Where to Spend Money in Your New Real Estate Career

You've made the decision to switch to real estate. You've had the training, you're sure that representing home buyers / sellers is right for you and you're determined to stick out the leaner early years. After the lean times you may be seeing, be willing to spend money where it will help you most: on the tools that an agent needs.

  • MLS access
  • While pricey, it is the main cannon in your arsenal. You will spend a lot of money on this, but without it, you are never going to be able to compete with the agents who do have it.

  • Cell phone
  • You need a plan that gives you a lot of minutes a month. Do not underestimate how much time you're going to be doing talking to clients, colleges, other real estate professionals and, because you're going to be on the road a lot, your own family. Consider a SmartPhone or BlackBerry, as they can handle a lot of information and are great for emails on the go.

  • Laptop
  • There is no end to what this can do for you. In addition to a comfortable keyboard, the laptop is also great for holding business software, doing research on the Internet and working on your marketing.

  • Client-friendly car
  • You're going to be on the road a LOT. Get a car that is good on fuel and that is going to be convenient for clients to climb into if you're ferrying them to and from homes. A two-door SmartCar is not going to cut it.

  • Professional attire
  • If you are a professional, you should dress the part.

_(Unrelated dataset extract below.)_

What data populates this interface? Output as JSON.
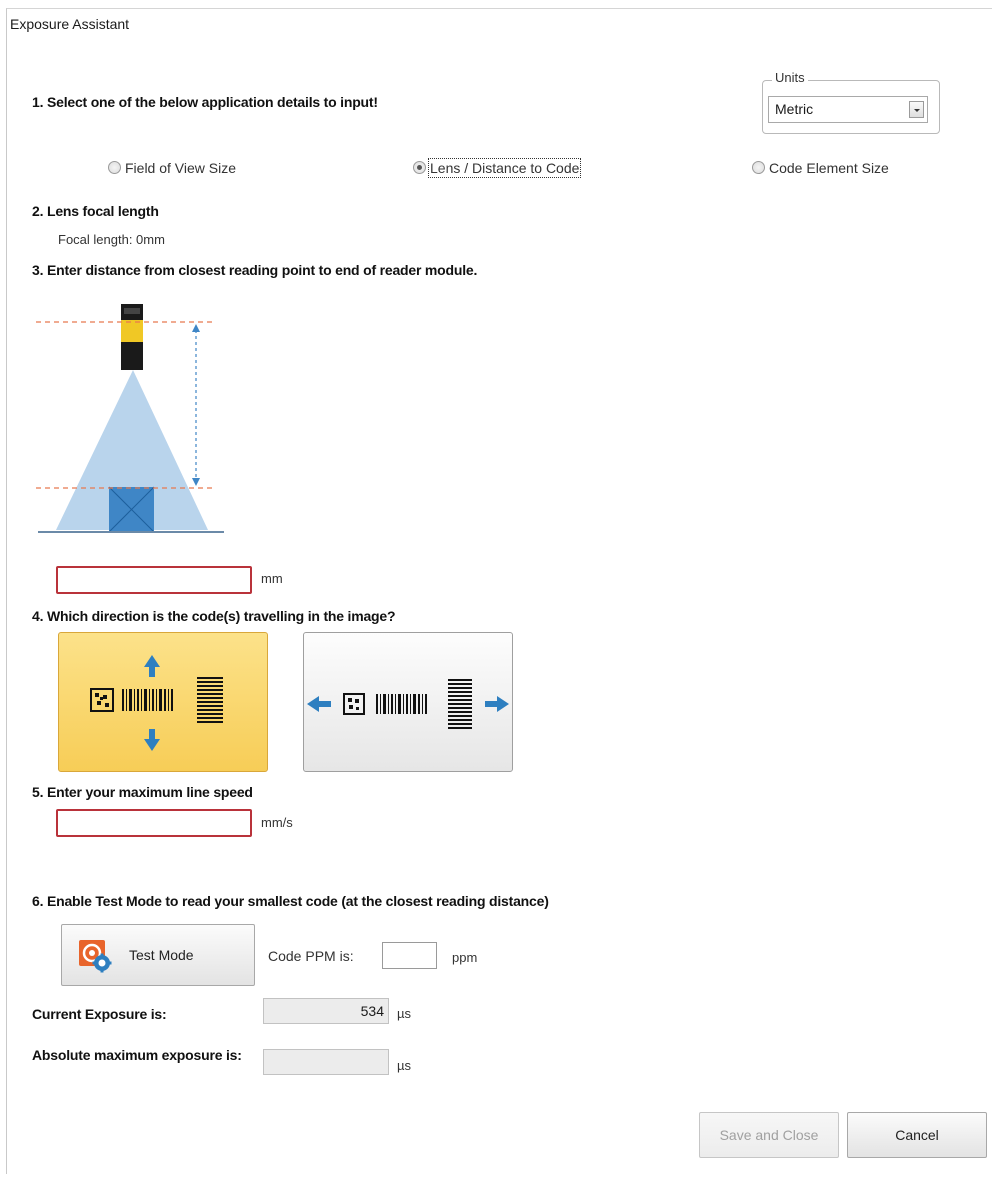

You should aim for at least business casual. Without, of course, you're specializing in bicycle home tours or something. Even then, your clothing should be clean and in good repair.

  • Marketing
  • Get a website and either spend some time finding out how to make a good one or hire a company to do it for you. Your website is your window to the world. It should have an easy URL, like "PleasantvilleHomeSearch.com" and you should have it on every single piece of correspondence you send out, on your business cards and on your social networking profiles. Make sure you have good, professional looking business cards. Choose a font that is clear and easy to read. When in doubt, black on white or off-white is always an excellent choice. Sometimes it's smart to stick close to home. Network among your family and friends for leads. Start a website or newsletter about your niche market or community and use it as "free" advertising.

Like most people breaking into a new career, you are not likely to start out learning 6 figures a year. However, the value of carefully placed expenses can not be overlooked. While you can not bank on regular income for some time yet, make sure that you have enough money to cover your business's needs.